After a term of use, it was clear that Trace allowed for the flexibility of each Year Group to design sequences of work as they saw fit.  There was not a ring-fence dictating how things were completed.  Some cohorts designed sequences that lasted the term, others broke designs into subjects, some into smaller, bite-sized chunks covering 2 or 3 weeks.  However, what was common was that the teachers were becoming extremely confident with using the new curriculum objectives, day-in, day-out; Trace was facilitating their ability to understand the expectations within their Year Group.

Carrying out assessments was more of a hurdle initially.  What constituted ‘can-do’ expected?  Was a child exceeding?  How would teachers demonstrate exceeding if they felt a child was against a specific objective?  After the first analysis of assessments, I was able to outline to colleagues what elements of their practice, with regards completing assessments, could do with being developed.  For example, in one Year Group, there was a discrepancy in staff assessing as ‘exceeded’; some colleagues had many children exceeding, others had few, or none at all.  This consequently led to moderation within the Year Group, ensuring that all teachers were consistent with their understanding of what exceeding looked like.

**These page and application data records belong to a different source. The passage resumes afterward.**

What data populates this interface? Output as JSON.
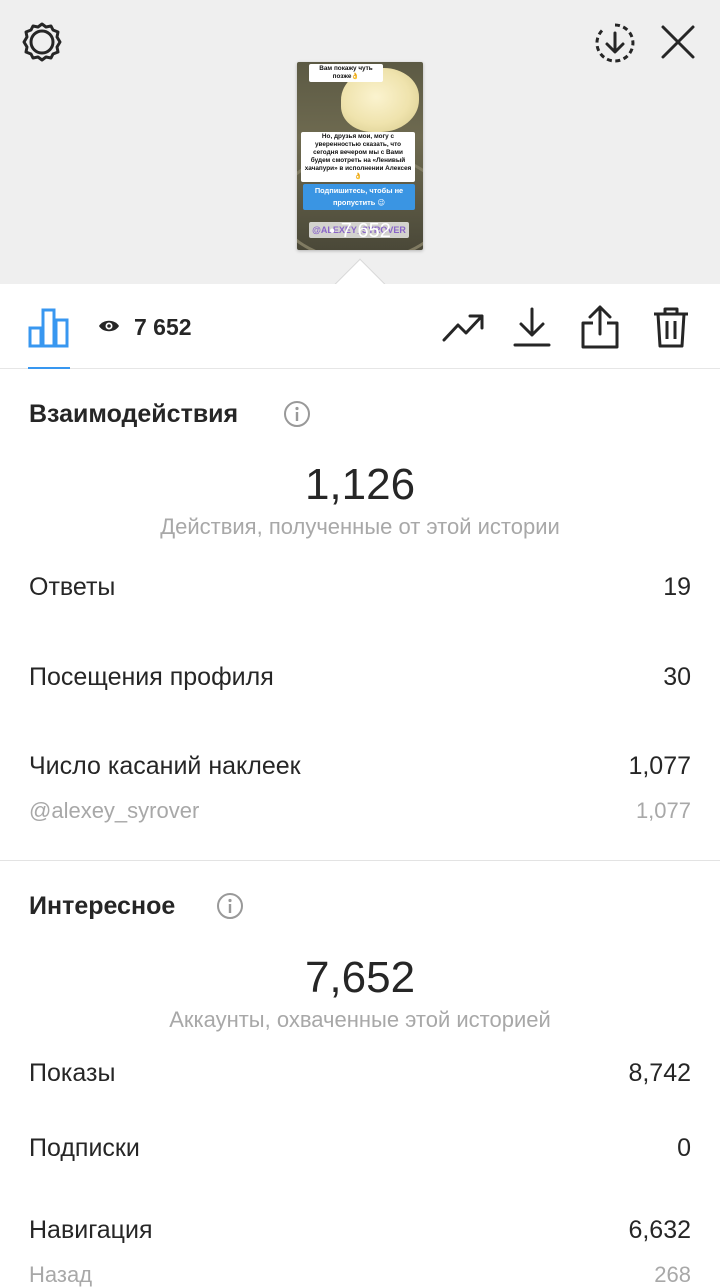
{
  "story": {
    "sticker_1": "Вам покажу чуть позже👌",
    "sticker_2": "Но, друзья мои, могу с уверенностью сказать, что сегодня вечером мы с Вами будем смотреть на «Ленивый хачапури» в исполнении Алексея👌",
    "sticker_3": "Подпишитесь, чтобы не пропустить 😉",
    "mention": "@ALEXEY_SYROVER",
    "views_overlay": "7 652"
  },
  "toolbar": {
    "views": "7 652",
    "icons": [
      "settings-gear-icon",
      "download-circle-icon",
      "close-icon",
      "bar-chart-icon",
      "eye-icon",
      "trending-icon",
      "download-icon",
      "share-icon",
      "trash-icon"
    ]
  },
  "interactions": {
    "title": "Взаимодействия",
    "total": "1,126",
    "subtitle": "Действия, полученные от этой истории",
    "rows": [
      {
        "label": "Ответы",
        "value": "19"
      },
      {
        "label": "Посещения профиля",
        "value": "30"
      },
      {
        "label": "Число касаний наклеек",
        "value": "1,077"
      },
      {
        "label": "@alexey_syrover",
        "value": "1,077"
      }
    ]
  },
  "discovery": {
    "title": "Интересное",
    "total": "7,652",
    "subtitle": "Аккаунты, охваченные этой историей",
    "rows": [
      {
        "label": "Показы",
        "value": "8,742"
      },
      {
        "label": "Подписки",
        "value": "0"
      },
      {
        "label": "Навигация",
        "value": "6,632"
      },
      {
        "label": "Назад",
        "value": "268"
      }
    ]
  },
  "colors": {
    "accent": "#3897f0",
    "top_background": "#efefef",
    "text": "#262626",
    "muted": "#a8a8a8"
  }
}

More recently, staff have completed a second term’s use of Trace, and, in terms of assessment, many of the ‘teething problems’ have been eradicated.  Staff are now much more confident both in their accuracy and consistency of judgements.  They are constantly making adaptations to sequence designs that take into account assessments that are being carried out, meaning that Trace is very much supporting the staff in recognising the gaps in learning.

Personally, as Assessment Co-ordinator at Audley, there have been two major things that have impressed me with regards to Trace.  Since using the tool, Pupil Progress Meetings have been much more focused.  Teachers really do know where there are gaps in individual or group learning; no longer are children at a certain level all grouped together, even when their needs may still be widely disparate.  Children ARE being taught what THEY need to know, not what a generic banding level expects.

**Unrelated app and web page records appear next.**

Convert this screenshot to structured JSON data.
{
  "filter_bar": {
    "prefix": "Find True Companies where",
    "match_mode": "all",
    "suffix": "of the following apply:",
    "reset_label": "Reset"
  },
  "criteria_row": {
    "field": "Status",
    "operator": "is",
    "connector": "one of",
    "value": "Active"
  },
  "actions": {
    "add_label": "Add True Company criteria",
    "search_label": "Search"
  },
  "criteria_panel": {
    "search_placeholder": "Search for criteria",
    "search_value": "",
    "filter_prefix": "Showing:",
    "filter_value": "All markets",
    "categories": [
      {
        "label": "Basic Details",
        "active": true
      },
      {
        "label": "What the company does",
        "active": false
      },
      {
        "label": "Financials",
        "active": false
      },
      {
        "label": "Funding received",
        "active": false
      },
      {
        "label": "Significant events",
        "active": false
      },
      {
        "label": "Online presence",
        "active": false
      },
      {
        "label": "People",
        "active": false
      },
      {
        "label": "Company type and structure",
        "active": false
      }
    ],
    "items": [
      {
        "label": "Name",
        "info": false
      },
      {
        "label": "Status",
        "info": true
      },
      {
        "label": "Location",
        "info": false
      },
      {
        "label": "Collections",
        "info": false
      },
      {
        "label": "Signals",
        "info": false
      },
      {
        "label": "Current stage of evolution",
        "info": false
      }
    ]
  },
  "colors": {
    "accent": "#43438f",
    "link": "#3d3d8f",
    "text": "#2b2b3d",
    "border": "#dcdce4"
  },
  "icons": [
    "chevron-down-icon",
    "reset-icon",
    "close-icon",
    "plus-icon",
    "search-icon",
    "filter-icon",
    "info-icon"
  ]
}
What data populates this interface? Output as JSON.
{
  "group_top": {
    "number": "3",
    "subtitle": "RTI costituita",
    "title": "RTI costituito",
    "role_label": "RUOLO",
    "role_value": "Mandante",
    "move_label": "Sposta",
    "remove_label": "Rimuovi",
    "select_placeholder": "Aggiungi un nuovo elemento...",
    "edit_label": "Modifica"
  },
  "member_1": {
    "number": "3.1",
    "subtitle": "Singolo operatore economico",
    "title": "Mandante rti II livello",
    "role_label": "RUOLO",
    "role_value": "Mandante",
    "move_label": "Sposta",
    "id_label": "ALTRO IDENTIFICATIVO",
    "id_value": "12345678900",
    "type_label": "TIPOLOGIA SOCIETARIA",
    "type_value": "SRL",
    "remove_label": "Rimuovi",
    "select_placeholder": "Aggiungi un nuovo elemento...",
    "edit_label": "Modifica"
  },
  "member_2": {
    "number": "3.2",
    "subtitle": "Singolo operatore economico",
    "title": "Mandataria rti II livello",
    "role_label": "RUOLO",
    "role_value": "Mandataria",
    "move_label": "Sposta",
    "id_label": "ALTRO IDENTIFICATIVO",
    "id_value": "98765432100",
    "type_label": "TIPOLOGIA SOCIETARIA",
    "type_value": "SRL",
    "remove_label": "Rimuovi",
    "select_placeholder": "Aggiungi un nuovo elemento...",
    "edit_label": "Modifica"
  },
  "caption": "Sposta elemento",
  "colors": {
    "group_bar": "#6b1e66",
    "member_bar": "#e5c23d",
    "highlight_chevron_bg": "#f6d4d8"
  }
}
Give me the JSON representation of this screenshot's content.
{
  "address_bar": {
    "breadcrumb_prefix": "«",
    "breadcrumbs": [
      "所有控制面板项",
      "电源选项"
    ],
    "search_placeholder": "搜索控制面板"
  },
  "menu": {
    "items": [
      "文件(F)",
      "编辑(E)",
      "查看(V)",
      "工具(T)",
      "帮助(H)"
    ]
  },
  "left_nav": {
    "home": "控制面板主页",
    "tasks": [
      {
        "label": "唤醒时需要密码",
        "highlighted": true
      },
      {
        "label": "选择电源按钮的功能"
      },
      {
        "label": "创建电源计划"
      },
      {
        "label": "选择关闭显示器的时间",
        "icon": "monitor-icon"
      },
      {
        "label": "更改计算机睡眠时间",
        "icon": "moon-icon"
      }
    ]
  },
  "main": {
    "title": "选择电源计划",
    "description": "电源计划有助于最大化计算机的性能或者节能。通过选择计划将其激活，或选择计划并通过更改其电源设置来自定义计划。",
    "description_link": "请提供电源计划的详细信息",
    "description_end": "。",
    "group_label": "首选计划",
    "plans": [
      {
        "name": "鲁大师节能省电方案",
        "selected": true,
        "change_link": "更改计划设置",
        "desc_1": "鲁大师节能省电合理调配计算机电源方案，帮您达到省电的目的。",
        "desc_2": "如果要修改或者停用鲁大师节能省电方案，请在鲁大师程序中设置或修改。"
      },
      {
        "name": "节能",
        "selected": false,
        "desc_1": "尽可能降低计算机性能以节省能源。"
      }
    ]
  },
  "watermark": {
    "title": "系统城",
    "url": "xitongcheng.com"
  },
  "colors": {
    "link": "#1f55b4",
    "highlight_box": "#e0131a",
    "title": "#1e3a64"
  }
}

The second thing that I have been pleased with is the level of development I have seen since the initial stages.  At each meeting, colleagues from various settings would outline ways in which they would like Trace to be developed.  Some of these were generic, others more personal to that particular school.  What has continually been the case is that, once discussed, these changes have been embedded, and speedily so.  What was suggested one day was available to be used only a couple of weeks later.  This gives practitioners in the classroom the confidence to make suggestions about how they would like Trace to work for them, safe in the knowledge that their word is being taken into account, changes are being made.

But Trace does one step more.  With it being a web-based tool, each school’s Trace can be slightly different, adapted for the needs of the individual school.  The personal touch really does make a difference, because what works for one doesn’t always work for all.  The developers of Trace are aware of this and are willing to make the changes to match the school, where possible.

We are now in the position at Audley to examine the ‘Report’ section with a wider audience.  Senior Leaders have been using it regularly for a while, but we now feel that the time has come for the whole staff to fully understand all that Trace has to offer.  What’s more, in this ever-evolving world, I certainly know that their ideas, suggestions, development points can be used in order to ensure that all elements of Trace are being used effectively.

As a school, we are well on the way to a successful journey to ‘Life without Levels’ for which we have a lot to thank Trace for.  Because of the ease of use and flexibility around how it is used, any unease at changing a system – at ‘losing’ levels – has genuinely subsided.  The ‘Design, Assess, Re-Design’ opportunity that Trace champions is really aiding us to close the gap for individual learners, and make ‘Life after Levels’ a very exciting one!

For more information on Trace please visit